● **EXERCISE PROMPT**:
Copy all lines in the data that contain the string "object".

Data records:
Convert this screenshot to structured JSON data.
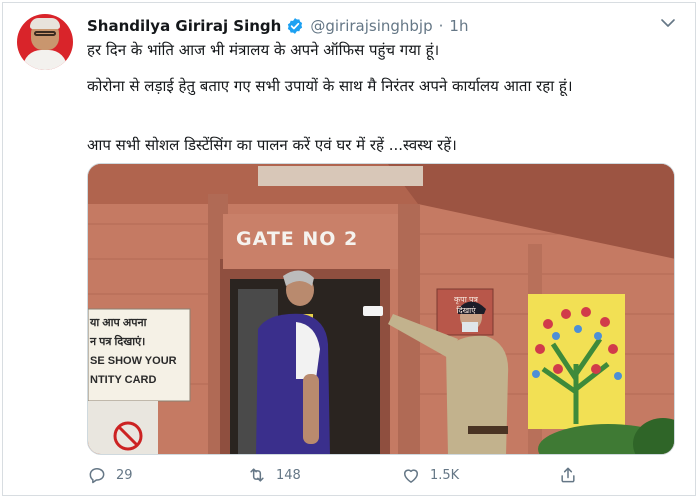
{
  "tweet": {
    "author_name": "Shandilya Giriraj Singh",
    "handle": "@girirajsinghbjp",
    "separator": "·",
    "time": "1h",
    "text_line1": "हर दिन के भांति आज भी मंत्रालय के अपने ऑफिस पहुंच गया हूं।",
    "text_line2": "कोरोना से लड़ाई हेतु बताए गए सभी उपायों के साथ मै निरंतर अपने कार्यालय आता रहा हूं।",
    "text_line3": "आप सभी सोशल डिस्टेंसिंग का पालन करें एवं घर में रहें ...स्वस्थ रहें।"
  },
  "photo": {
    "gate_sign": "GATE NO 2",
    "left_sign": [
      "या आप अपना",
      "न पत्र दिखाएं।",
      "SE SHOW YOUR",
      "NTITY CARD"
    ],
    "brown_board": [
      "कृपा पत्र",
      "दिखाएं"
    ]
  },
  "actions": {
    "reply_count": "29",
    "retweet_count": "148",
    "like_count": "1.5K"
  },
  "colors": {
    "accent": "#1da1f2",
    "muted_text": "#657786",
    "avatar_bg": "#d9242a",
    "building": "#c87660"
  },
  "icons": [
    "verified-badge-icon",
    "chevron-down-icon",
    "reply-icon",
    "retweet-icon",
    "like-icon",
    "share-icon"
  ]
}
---
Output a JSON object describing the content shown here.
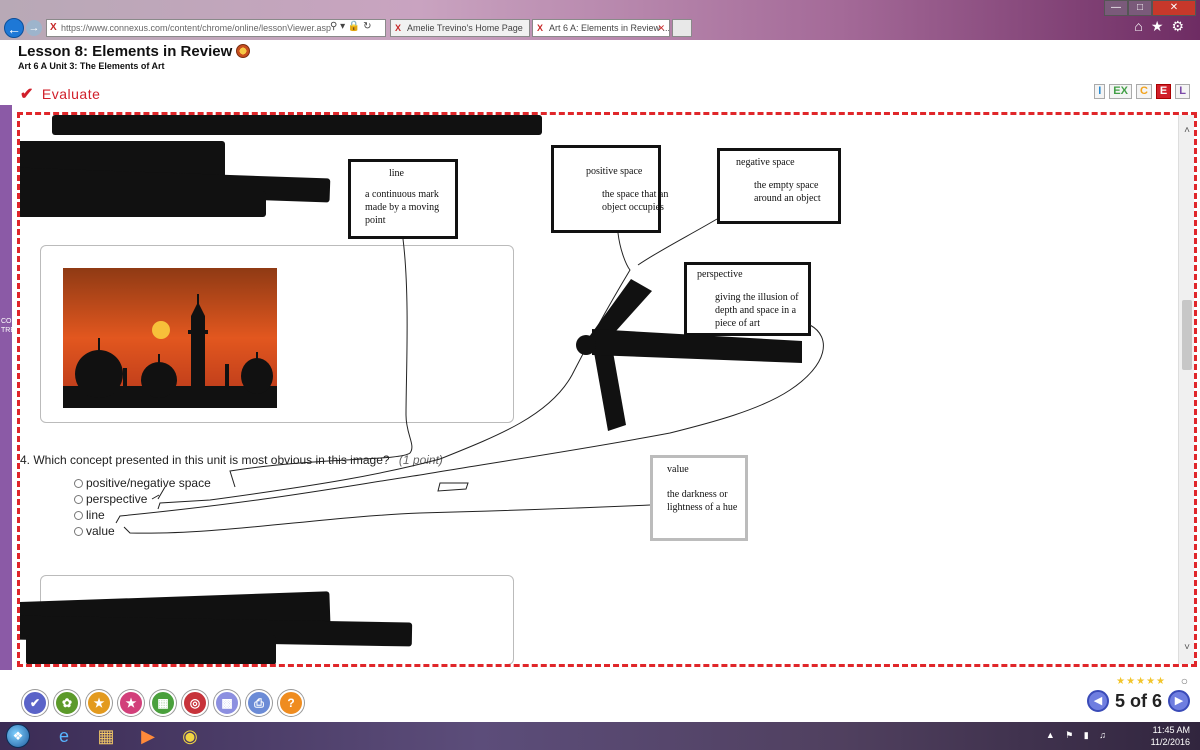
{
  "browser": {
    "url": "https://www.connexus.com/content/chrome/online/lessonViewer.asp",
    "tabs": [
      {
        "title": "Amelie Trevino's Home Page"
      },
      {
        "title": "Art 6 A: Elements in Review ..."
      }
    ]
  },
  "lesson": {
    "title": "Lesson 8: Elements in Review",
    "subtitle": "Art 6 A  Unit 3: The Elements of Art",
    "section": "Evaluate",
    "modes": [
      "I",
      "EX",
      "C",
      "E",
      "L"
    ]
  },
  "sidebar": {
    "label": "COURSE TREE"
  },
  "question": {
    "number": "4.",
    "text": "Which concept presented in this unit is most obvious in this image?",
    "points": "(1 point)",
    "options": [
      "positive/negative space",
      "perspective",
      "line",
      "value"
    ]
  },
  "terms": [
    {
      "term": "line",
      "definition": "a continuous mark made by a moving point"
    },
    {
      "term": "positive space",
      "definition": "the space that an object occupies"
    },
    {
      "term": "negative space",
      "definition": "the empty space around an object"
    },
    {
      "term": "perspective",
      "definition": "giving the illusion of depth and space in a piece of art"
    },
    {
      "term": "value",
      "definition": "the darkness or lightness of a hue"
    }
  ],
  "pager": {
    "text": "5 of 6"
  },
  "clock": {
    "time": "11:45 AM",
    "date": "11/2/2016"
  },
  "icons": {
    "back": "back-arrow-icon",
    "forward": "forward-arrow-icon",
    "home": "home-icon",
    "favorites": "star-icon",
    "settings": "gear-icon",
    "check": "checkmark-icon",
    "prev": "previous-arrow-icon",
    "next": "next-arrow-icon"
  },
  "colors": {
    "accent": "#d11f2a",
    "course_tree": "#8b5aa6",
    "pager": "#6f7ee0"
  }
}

● **THE ANSWER**:
Output a JSON object describing the content shown here.
      "definition": "the space that an object occupies"
      "definition": "the empty space around an object"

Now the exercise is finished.